▶ Work required:
Exclude the pictures, and otherwise reproduce the data in full.

▶ Records shown:
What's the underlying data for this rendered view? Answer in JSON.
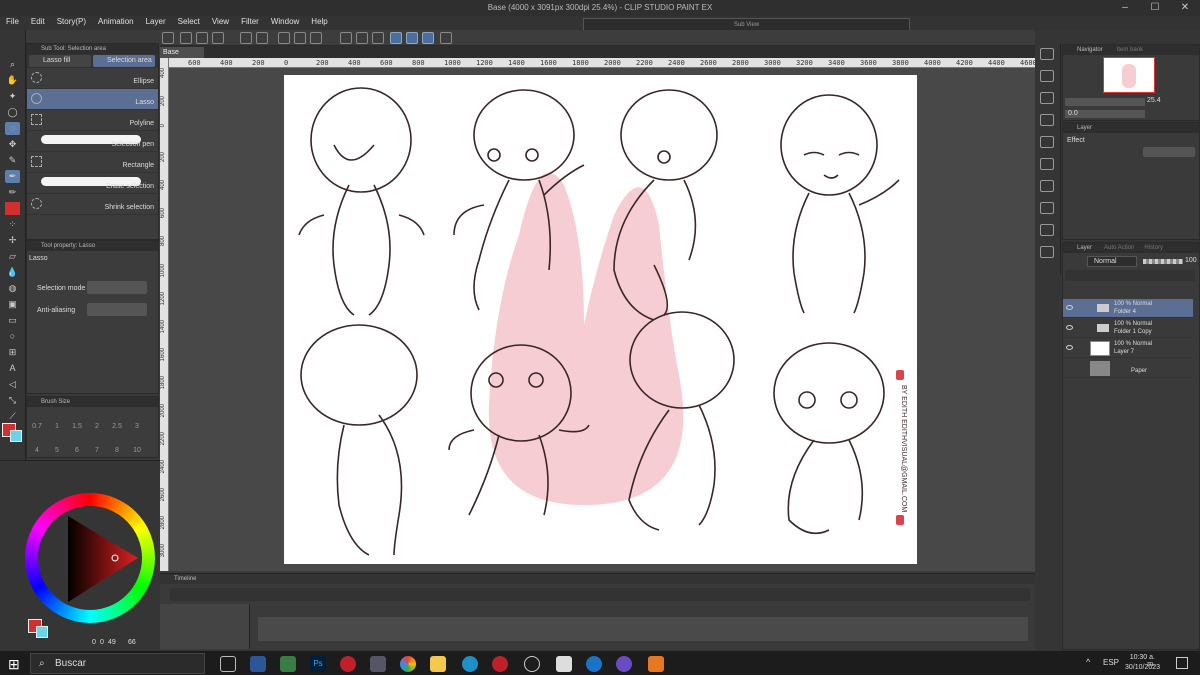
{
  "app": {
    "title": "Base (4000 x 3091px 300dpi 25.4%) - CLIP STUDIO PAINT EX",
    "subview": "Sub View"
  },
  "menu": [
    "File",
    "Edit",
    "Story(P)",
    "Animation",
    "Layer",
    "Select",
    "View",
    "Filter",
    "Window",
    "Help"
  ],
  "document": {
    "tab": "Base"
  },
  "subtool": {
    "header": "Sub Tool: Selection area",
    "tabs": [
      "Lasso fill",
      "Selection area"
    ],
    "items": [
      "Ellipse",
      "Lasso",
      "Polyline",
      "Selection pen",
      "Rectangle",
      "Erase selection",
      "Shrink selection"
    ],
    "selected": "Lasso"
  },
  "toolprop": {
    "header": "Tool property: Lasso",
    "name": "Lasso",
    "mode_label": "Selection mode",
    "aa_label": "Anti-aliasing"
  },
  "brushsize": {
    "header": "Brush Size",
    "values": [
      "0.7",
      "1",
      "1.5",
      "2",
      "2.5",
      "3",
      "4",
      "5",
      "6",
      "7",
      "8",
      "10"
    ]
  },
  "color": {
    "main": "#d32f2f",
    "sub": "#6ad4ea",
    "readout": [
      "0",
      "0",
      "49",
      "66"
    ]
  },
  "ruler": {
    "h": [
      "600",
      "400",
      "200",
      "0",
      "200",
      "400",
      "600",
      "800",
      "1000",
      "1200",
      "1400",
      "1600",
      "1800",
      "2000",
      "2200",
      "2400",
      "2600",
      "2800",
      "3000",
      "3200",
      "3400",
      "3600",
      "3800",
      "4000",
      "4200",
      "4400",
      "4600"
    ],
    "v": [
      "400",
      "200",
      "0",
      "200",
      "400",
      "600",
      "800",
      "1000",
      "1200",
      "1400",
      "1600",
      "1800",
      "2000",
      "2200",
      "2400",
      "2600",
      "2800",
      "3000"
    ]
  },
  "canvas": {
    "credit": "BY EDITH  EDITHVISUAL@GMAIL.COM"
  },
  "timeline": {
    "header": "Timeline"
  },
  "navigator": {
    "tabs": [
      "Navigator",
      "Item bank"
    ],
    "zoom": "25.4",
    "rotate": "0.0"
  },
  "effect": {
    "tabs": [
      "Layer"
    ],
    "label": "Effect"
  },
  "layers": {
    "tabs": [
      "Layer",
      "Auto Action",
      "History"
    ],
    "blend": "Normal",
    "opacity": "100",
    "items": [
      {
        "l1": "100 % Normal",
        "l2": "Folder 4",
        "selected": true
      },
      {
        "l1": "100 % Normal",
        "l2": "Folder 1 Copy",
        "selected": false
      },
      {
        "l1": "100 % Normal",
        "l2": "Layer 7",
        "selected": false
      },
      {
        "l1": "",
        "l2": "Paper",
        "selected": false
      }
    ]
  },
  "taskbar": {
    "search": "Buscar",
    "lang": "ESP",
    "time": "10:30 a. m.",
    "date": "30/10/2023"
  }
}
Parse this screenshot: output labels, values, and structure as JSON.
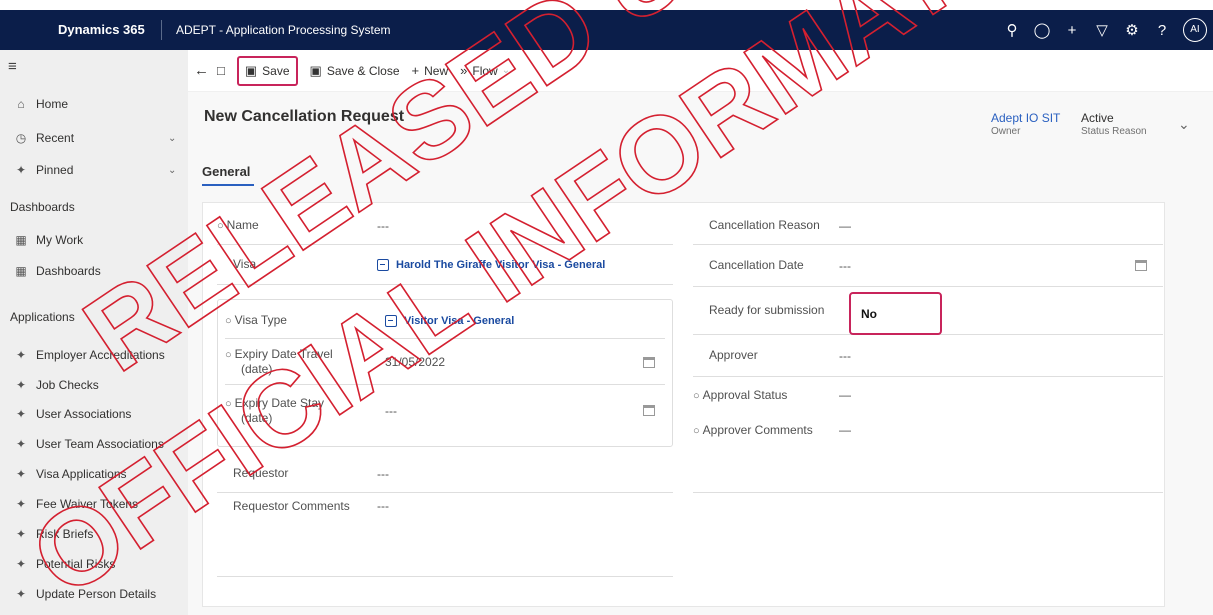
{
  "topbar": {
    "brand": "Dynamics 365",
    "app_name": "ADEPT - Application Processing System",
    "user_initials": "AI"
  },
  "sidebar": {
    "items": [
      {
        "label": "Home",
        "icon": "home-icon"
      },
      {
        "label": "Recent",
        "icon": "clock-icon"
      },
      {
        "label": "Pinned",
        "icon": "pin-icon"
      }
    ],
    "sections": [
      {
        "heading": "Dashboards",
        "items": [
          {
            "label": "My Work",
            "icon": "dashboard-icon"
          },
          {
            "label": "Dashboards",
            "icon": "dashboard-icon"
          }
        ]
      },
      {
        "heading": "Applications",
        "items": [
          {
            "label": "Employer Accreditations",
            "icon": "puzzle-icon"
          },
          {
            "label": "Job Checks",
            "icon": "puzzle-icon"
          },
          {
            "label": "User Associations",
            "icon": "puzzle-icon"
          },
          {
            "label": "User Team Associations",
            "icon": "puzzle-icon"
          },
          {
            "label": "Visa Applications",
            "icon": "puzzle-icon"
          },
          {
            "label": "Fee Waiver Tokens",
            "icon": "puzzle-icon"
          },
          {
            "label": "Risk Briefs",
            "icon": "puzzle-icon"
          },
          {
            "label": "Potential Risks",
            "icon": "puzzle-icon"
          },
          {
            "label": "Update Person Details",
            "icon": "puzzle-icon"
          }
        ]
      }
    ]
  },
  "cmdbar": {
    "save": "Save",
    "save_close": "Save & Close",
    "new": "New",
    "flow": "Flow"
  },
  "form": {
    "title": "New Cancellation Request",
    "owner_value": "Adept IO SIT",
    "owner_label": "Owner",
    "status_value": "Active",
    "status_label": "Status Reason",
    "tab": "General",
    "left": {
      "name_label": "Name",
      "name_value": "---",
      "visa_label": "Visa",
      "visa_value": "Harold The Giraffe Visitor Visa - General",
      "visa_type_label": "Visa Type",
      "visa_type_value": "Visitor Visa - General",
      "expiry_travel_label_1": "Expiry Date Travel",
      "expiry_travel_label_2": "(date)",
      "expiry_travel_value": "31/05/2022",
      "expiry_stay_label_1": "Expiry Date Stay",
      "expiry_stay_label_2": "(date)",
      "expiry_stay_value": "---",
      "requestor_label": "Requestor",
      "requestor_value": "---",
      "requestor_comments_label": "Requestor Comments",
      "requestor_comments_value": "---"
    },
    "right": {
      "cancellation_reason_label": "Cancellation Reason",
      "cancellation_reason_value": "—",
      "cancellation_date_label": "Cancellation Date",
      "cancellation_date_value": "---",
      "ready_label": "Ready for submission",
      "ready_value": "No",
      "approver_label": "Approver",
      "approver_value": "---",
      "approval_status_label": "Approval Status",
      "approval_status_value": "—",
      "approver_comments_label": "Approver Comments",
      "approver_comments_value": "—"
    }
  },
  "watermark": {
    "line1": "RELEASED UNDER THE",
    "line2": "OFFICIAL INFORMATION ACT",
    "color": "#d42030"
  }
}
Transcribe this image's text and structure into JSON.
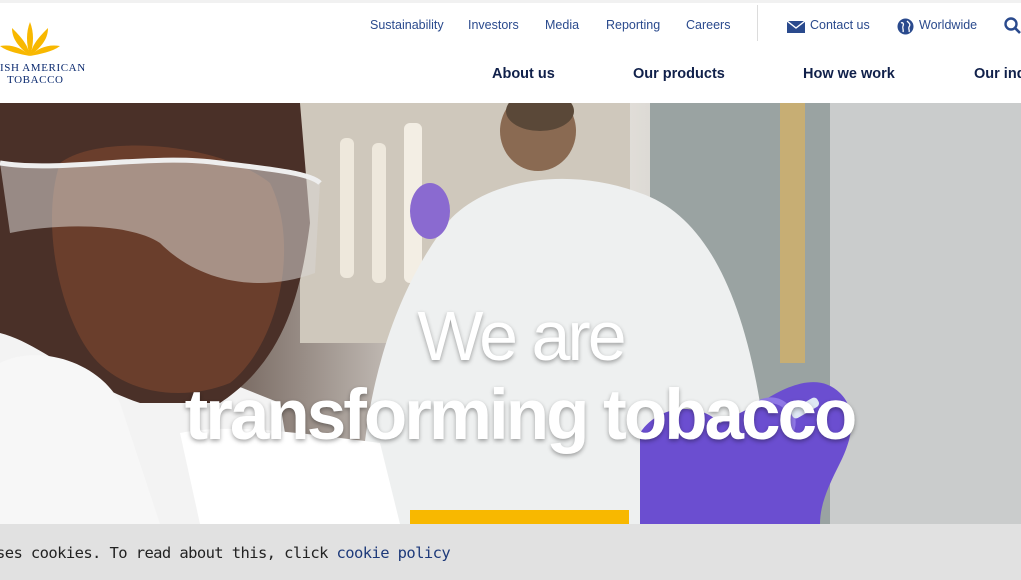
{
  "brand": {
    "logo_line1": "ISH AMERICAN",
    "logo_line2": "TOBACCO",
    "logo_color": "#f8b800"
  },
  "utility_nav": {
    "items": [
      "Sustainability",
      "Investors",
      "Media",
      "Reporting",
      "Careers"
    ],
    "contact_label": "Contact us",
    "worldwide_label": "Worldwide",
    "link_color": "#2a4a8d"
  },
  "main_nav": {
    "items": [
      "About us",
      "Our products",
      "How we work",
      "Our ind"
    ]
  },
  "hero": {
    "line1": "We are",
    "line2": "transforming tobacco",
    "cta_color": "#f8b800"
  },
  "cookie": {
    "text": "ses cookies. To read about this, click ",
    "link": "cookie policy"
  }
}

▶ Output for this task:
What's the underlying data for this rendered view? Answer in JSON.
{
  "app": {
    "title": "Base (4000 x 3091px 300dpi 25.4%) - CLIP STUDIO PAINT EX",
    "subview": "Sub View"
  },
  "menu": [
    "File",
    "Edit",
    "Story(P)",
    "Animation",
    "Layer",
    "Select",
    "View",
    "Filter",
    "Window",
    "Help"
  ],
  "document": {
    "tab": "Base"
  },
  "subtool": {
    "header": "Sub Tool: Selection area",
    "tabs": [
      "Lasso fill",
      "Selection area"
    ],
    "items": [
      "Ellipse",
      "Lasso",
      "Polyline",
      "Selection pen",
      "Rectangle",
      "Erase selection",
      "Shrink selection"
    ],
    "selected": "Lasso"
  },
  "toolprop": {
    "header": "Tool property: Lasso",
    "name": "Lasso",
    "mode_label": "Selection mode",
    "aa_label": "Anti-aliasing"
  },
  "brushsize": {
    "header": "Brush Size",
    "values": [
      "0.7",
      "1",
      "1.5",
      "2",
      "2.5",
      "3",
      "4",
      "5",
      "6",
      "7",
      "8",
      "10"
    ]
  },
  "color": {
    "main": "#d32f2f",
    "sub": "#6ad4ea",
    "readout": [
      "0",
      "0",
      "49",
      "66"
    ]
  },
  "ruler": {
    "h": [
      "600",
      "400",
      "200",
      "0",
      "200",
      "400",
      "600",
      "800",
      "1000",
      "1200",
      "1400",
      "1600",
      "1800",
      "2000",
      "2200",
      "2400",
      "2600",
      "2800",
      "3000",
      "3200",
      "3400",
      "3600",
      "3800",
      "4000",
      "4200",
      "4400",
      "4600"
    ],
    "v": [
      "400",
      "200",
      "0",
      "200",
      "400",
      "600",
      "800",
      "1000",
      "1200",
      "1400",
      "1600",
      "1800",
      "2000",
      "2200",
      "2400",
      "2600",
      "2800",
      "3000"
    ]
  },
  "canvas": {
    "credit": "BY EDITH  EDITHVISUAL@GMAIL.COM"
  },
  "timeline": {
    "header": "Timeline"
  },
  "navigator": {
    "tabs": [
      "Navigator",
      "Item bank"
    ],
    "zoom": "25.4",
    "rotate": "0.0"
  },
  "effect": {
    "tabs": [
      "Layer"
    ],
    "label": "Effect"
  },
  "layers": {
    "tabs": [
      "Layer",
      "Auto Action",
      "History"
    ],
    "blend": "Normal",
    "opacity": "100",
    "items": [
      {
        "l1": "100 % Normal",
        "l2": "Folder 4",
        "selected": true
      },
      {
        "l1": "100 % Normal",
        "l2": "Folder 1 Copy",
        "selected": false
      },
      {
        "l1": "100 % Normal",
        "l2": "Layer 7",
        "selected": false
      },
      {
        "l1": "",
        "l2": "Paper",
        "selected": false
      }
    ]
  },
  "taskbar": {
    "search": "Buscar",
    "lang": "ESP",
    "time": "10:30 a. m.",
    "date": "30/10/2023"
  }
}
Parse this screenshot: output labels, values, and structure as JSON.
{
  "topbar": {
    "brand": "Dynamics 365",
    "app_name": "ADEPT - Application Processing System",
    "user_initials": "AI"
  },
  "sidebar": {
    "items": [
      {
        "label": "Home",
        "icon": "home-icon"
      },
      {
        "label": "Recent",
        "icon": "clock-icon"
      },
      {
        "label": "Pinned",
        "icon": "pin-icon"
      }
    ],
    "sections": [
      {
        "heading": "Dashboards",
        "items": [
          {
            "label": "My Work",
            "icon": "dashboard-icon"
          },
          {
            "label": "Dashboards",
            "icon": "dashboard-icon"
          }
        ]
      },
      {
        "heading": "Applications",
        "items": [
          {
            "label": "Employer Accreditations",
            "icon": "puzzle-icon"
          },
          {
            "label": "Job Checks",
            "icon": "puzzle-icon"
          },
          {
            "label": "User Associations",
            "icon": "puzzle-icon"
          },
          {
            "label": "User Team Associations",
            "icon": "puzzle-icon"
          },
          {
            "label": "Visa Applications",
            "icon": "puzzle-icon"
          },
          {
            "label": "Fee Waiver Tokens",
            "icon": "puzzle-icon"
          },
          {
            "label": "Risk Briefs",
            "icon": "puzzle-icon"
          },
          {
            "label": "Potential Risks",
            "icon": "puzzle-icon"
          },
          {
            "label": "Update Person Details",
            "icon": "puzzle-icon"
          }
        ]
      }
    ]
  },
  "cmdbar": {
    "save": "Save",
    "save_close": "Save & Close",
    "new": "New",
    "flow": "Flow"
  },
  "form": {
    "title": "New Cancellation Request",
    "owner_value": "Adept IO SIT",
    "owner_label": "Owner",
    "status_value": "Active",
    "status_label": "Status Reason",
    "tab": "General",
    "left": {
      "name_label": "Name",
      "name_value": "---",
      "visa_label": "Visa",
      "visa_value": "Harold The Giraffe Visitor Visa - General",
      "visa_type_label": "Visa Type",
      "visa_type_value": "Visitor Visa - General",
      "expiry_travel_label_1": "Expiry Date Travel",
      "expiry_travel_label_2": "(date)",
      "expiry_travel_value": "31/05/2022",
      "expiry_stay_label_1": "Expiry Date Stay",
      "expiry_stay_label_2": "(date)",
      "expiry_stay_value": "---",
      "requestor_label": "Requestor",
      "requestor_value": "---",
      "requestor_comments_label": "Requestor Comments",
      "requestor_comments_value": "---"
    },
    "right": {
      "cancellation_reason_label": "Cancellation Reason",
      "cancellation_reason_value": "—",
      "cancellation_date_label": "Cancellation Date",
      "cancellation_date_value": "---",
      "ready_label": "Ready for submission",
      "ready_value": "No",
      "approver_label": "Approver",
      "approver_value": "---",
      "approval_status_label": "Approval Status",
      "approval_status_value": "—",
      "approver_comments_label": "Approver Comments",
      "approver_comments_value": "—"
    }
  },
  "watermark": {
    "line1": "RELEASED UNDER THE",
    "line2": "OFFICIAL INFORMATION ACT",
    "color": "#d42030"
  }
}
Transcribe this image's text and structure into JSON.
{
  "brand": {
    "logo_line1": "ISH AMERICAN",
    "logo_line2": "TOBACCO",
    "logo_color": "#f8b800"
  },
  "utility_nav": {
    "items": [
      "Sustainability",
      "Investors",
      "Media",
      "Reporting",
      "Careers"
    ],
    "contact_label": "Contact us",
    "worldwide_label": "Worldwide",
    "link_color": "#2a4a8d"
  },
  "main_nav": {
    "items": [
      "About us",
      "Our products",
      "How we work",
      "Our ind"
    ]
  },
  "hero": {
    "line1": "We are",
    "line2": "transforming tobacco",
    "cta_color": "#f8b800"
  },
  "cookie": {
    "text": "ses cookies. To read about this, click ",
    "link": "cookie policy"
  }
}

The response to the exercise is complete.